- Thou diest, and dying puttest me away,
- Think how the Argives will lay violent hands
- On me who, with thy son, must thenceforth eat
- The bread of bondage! And some master then,
- In bitter language aiming taunts at me,
- Will word me--"Look at Ajax' concubine!
- His, who was once the mightiest of the host;
- What servitude, after such envied state,
- Is come on her!" Such things will some one say,
- And I shall be the sport of destiny,
- But thee and thine these sayings will bring to shame.
- O tremble, ere in sorrowful old age
- Thou leav'st thy father--leav'st thy mother, too,
- Who has seen so many years, and oft to Heaven
- Is praying for thy return in safety home!
- And pity, O king, thy son--if he, bereft
- Of childish nurture, must survive alone,
- Under unfriendly guardians--what sore trouble
- Is this which, by the death, thou wilt impart
- To him and me? For I no longer know
- To whom to look, save thee; my native land
- Thy spear destroyed; and yet another stroke
- Brought low my mother and my sire, to be
- Inhabitants of Hades with the dead.
- What home, then, could supply thy place to me?
- What wealth? All my existence is in thee.
- Have thou some care for me. Some mindfulness
- A man should surely keep, of any thing

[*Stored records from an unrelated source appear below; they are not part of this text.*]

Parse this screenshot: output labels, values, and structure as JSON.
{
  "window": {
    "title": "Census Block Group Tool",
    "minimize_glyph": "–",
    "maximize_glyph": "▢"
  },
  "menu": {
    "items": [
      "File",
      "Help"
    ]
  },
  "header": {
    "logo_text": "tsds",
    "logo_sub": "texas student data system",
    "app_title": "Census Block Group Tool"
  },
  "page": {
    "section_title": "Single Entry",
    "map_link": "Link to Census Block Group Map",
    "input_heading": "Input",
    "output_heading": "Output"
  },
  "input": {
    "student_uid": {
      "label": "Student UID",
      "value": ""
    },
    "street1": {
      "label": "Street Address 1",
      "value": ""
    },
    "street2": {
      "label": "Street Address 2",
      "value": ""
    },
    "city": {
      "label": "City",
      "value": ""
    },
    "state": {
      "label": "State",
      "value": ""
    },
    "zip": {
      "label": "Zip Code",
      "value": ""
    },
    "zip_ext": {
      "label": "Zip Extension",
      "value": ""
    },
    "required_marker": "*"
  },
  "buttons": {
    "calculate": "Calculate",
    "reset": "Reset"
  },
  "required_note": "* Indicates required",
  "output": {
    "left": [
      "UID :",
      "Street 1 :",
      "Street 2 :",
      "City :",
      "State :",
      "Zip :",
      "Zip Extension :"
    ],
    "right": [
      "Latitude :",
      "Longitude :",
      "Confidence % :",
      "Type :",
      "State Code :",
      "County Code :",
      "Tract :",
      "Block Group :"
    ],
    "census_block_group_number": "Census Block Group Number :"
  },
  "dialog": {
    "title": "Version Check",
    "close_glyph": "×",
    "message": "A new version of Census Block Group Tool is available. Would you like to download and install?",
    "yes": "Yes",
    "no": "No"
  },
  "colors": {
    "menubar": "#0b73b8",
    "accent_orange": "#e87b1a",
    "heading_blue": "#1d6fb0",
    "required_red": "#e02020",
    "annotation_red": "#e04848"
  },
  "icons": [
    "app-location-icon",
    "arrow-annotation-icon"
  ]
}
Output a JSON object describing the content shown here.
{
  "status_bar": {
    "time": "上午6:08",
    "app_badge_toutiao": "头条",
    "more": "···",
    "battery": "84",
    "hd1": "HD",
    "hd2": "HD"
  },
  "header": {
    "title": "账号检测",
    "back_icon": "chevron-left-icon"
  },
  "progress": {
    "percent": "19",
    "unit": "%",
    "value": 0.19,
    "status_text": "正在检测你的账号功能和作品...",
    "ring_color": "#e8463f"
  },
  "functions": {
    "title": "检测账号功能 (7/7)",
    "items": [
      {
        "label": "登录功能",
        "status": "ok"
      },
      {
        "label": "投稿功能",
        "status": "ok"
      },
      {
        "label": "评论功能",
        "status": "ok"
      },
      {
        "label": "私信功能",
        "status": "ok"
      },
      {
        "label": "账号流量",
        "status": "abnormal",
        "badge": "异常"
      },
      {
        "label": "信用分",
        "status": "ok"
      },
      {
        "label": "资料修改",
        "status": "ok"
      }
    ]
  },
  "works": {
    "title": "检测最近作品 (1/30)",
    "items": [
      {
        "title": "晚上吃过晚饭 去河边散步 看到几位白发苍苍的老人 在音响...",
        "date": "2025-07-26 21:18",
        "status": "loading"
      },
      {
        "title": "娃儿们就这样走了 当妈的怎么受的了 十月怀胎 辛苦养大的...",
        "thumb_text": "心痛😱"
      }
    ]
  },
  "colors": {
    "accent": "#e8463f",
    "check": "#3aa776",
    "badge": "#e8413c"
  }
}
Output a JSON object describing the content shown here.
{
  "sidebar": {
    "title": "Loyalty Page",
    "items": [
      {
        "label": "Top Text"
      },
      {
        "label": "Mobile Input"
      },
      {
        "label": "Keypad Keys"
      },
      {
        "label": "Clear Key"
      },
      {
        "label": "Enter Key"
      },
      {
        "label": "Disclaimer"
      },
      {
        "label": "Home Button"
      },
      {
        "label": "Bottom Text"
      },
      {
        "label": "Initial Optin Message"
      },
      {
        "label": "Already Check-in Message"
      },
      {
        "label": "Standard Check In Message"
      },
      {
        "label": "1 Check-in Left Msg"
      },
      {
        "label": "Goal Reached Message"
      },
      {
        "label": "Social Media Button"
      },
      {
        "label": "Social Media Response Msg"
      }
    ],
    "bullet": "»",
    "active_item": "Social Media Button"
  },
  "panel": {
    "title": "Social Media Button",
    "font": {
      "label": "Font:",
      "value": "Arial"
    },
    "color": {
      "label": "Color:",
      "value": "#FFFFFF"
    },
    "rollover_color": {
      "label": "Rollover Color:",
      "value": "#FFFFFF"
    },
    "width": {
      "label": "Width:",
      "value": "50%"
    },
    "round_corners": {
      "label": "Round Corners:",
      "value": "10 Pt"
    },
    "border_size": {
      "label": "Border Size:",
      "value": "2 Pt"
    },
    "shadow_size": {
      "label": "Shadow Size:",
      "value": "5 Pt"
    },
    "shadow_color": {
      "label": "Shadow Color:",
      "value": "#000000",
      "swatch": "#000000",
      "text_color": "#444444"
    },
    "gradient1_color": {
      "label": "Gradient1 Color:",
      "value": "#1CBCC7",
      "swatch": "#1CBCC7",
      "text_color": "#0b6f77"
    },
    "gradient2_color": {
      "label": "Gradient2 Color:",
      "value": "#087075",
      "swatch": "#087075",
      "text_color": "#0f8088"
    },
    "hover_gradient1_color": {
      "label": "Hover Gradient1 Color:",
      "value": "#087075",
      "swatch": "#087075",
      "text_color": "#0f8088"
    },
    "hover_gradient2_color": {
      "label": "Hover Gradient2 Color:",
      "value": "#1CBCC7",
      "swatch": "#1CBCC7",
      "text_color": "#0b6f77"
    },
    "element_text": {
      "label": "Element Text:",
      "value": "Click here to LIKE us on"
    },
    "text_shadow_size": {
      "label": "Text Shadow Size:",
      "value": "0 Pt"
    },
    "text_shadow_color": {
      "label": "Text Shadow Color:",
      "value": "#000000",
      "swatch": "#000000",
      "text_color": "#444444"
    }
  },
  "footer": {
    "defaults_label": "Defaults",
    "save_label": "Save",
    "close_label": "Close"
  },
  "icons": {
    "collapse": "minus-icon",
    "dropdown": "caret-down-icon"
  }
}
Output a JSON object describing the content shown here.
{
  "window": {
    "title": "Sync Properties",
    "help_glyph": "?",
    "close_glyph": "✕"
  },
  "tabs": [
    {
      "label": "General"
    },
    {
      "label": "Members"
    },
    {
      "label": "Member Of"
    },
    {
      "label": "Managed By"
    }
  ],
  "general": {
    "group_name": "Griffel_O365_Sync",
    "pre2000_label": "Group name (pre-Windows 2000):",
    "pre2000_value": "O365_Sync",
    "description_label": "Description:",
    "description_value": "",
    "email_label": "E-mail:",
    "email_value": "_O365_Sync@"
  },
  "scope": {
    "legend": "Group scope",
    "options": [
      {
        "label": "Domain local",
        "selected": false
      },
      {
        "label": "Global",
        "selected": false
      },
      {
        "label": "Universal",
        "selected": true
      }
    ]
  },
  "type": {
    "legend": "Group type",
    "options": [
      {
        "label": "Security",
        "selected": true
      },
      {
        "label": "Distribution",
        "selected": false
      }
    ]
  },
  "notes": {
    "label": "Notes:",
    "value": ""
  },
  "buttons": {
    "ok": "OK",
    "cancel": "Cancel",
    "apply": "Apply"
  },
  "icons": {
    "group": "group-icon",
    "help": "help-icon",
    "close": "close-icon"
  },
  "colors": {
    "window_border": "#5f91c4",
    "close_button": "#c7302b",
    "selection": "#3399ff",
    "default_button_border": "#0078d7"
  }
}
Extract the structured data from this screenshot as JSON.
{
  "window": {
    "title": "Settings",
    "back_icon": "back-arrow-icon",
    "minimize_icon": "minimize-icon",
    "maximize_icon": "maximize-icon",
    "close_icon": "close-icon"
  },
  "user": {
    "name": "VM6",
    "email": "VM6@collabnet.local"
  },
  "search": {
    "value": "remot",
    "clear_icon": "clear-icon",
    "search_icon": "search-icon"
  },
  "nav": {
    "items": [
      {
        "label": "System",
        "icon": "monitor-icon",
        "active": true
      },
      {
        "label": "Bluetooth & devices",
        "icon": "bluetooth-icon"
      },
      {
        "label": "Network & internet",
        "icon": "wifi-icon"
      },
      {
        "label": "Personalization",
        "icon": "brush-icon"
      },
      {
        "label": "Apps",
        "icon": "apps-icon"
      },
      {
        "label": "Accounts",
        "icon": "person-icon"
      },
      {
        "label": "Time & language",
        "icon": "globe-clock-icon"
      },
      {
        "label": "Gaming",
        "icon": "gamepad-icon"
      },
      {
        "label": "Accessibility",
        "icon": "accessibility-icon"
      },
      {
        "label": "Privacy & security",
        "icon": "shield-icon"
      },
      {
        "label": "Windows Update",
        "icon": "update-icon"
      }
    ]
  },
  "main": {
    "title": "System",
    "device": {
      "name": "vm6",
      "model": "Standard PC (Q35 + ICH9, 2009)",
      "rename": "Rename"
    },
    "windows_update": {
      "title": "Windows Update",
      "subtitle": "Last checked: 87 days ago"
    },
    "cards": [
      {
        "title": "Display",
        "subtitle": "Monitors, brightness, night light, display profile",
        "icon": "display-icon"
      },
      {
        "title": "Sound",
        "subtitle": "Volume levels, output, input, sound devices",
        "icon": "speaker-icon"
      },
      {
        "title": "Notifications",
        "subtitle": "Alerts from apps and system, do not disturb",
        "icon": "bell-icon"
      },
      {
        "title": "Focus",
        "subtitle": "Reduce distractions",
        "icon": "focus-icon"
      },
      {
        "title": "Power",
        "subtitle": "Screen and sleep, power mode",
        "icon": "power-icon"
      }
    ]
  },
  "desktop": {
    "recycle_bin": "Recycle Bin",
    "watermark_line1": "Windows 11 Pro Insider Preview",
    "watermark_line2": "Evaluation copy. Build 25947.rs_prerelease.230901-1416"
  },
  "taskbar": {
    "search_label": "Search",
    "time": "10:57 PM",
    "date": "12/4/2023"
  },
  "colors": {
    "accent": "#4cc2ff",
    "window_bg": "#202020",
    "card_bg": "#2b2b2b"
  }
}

- That pleased him once.
Credits: Reprinted from Dramas. Sophocles. London: J.M. Dent & Sons, 1906.